Celebrating 50 years of publishing a Radical Journal of Geography, 1969-2019
Urban Union, Rotterdam, the Netherlands
Participants at IGJ: Guillermo Delgado (University of Cape Town) and Phillip Lühl (Polytechnic of Namibia)
“This project was initiated by Cohabitation Strategies (http://www.cohstra.org/), an international cooperative for socio-spatial research, design and development. Its focus was a marginalized neighbourhood geared for redevelopment in Rotterdam. The project was organized in two different bodies: one was the “strategic research unit”, composed of those doing research (the “academics”); and the other was the “action research unit”, composed of people engaging in actual interventions on the ground. Both were related through three main large topics–labour, urban rights, space–and were able to converge in a physical space set-up within the neighbourhood, the Urban Union. The space was for inhabitants of the neighbourhood to come and use the services that the three projects were offering (e.g. legal advice, information and training about access to government grants, urban rights orientation). This created the conditions for both units to interact in everyday circumstances with inhabitants. Although the project involved different parties at different stages, the general strategy was structured so that the program had an academic as well as a community-embedded component of knowledge production in the three phases of development (which happened in a simultaneous way). The organization that initiated the project is structured itself into two components, with academic and community-embedded practices working in continuous dialogue.”

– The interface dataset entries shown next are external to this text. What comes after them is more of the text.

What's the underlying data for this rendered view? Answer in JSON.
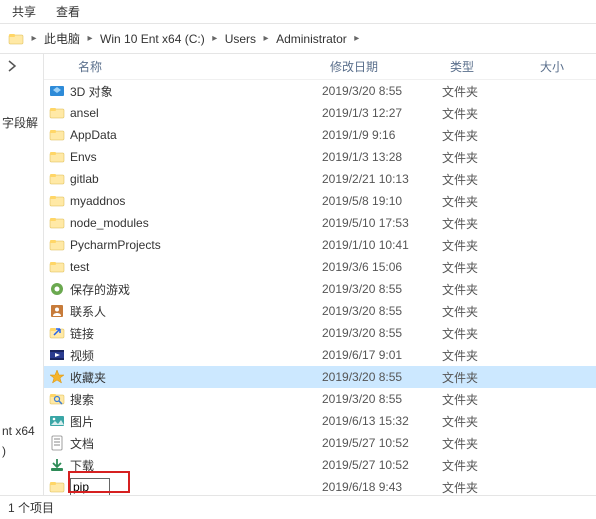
{
  "tabs": {
    "share": "共享",
    "view": "查看"
  },
  "breadcrumbs": {
    "items": [
      {
        "label": "此电脑"
      },
      {
        "label": "Win 10 Ent x64 (C:)"
      },
      {
        "label": "Users"
      },
      {
        "label": "Administrator"
      }
    ]
  },
  "nav_fragments": {
    "line1": "字段解",
    "line2": "nt x64",
    "line3": ")"
  },
  "columns": {
    "name": "名称",
    "date": "修改日期",
    "type": "类型",
    "size": "大小"
  },
  "rows": [
    {
      "icon": "3d",
      "name": "3D 对象",
      "date": "2019/3/20 8:55",
      "type": "文件夹"
    },
    {
      "icon": "folder",
      "name": "ansel",
      "date": "2019/1/3 12:27",
      "type": "文件夹"
    },
    {
      "icon": "folder",
      "name": "AppData",
      "date": "2019/1/9 9:16",
      "type": "文件夹"
    },
    {
      "icon": "folder",
      "name": "Envs",
      "date": "2019/1/3 13:28",
      "type": "文件夹"
    },
    {
      "icon": "folder",
      "name": "gitlab",
      "date": "2019/2/21 10:13",
      "type": "文件夹"
    },
    {
      "icon": "folder",
      "name": "myaddnos",
      "date": "2019/5/8 19:10",
      "type": "文件夹"
    },
    {
      "icon": "folder",
      "name": "node_modules",
      "date": "2019/5/10 17:53",
      "type": "文件夹"
    },
    {
      "icon": "folder",
      "name": "PycharmProjects",
      "date": "2019/1/10 10:41",
      "type": "文件夹"
    },
    {
      "icon": "folder",
      "name": "test",
      "date": "2019/3/6 15:06",
      "type": "文件夹"
    },
    {
      "icon": "games",
      "name": "保存的游戏",
      "date": "2019/3/20 8:55",
      "type": "文件夹"
    },
    {
      "icon": "contacts",
      "name": "联系人",
      "date": "2019/3/20 8:55",
      "type": "文件夹"
    },
    {
      "icon": "links",
      "name": "链接",
      "date": "2019/3/20 8:55",
      "type": "文件夹"
    },
    {
      "icon": "videos",
      "name": "视频",
      "date": "2019/6/17 9:01",
      "type": "文件夹"
    },
    {
      "icon": "favorites",
      "name": "收藏夹",
      "date": "2019/3/20 8:55",
      "type": "文件夹",
      "selected": true
    },
    {
      "icon": "searches",
      "name": "搜索",
      "date": "2019/3/20 8:55",
      "type": "文件夹"
    },
    {
      "icon": "pictures",
      "name": "图片",
      "date": "2019/6/13 15:32",
      "type": "文件夹"
    },
    {
      "icon": "documents",
      "name": "文档",
      "date": "2019/5/27 10:52",
      "type": "文件夹"
    },
    {
      "icon": "downloads",
      "name": "下载",
      "date": "2019/5/27 10:52",
      "type": "文件夹"
    },
    {
      "icon": "folder",
      "name": "pip",
      "date": "2019/6/18 9:43",
      "type": "文件夹",
      "editing": true
    }
  ],
  "status": "1 个项目",
  "icon_colors": {
    "folder_fill": "#ffe9a6",
    "folder_tab": "#ffd667"
  }
}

Figure 7 shows how the Urban Union’s engagement with public demonstrates that throughout all of the project stages–preparation, research and dissemination–the same specific groups of publics were targeted, that is, the community they were working with and academia. Having these publics involved equally throughout all stages of the process demonstrates a specific understanding and conception of public scholarship.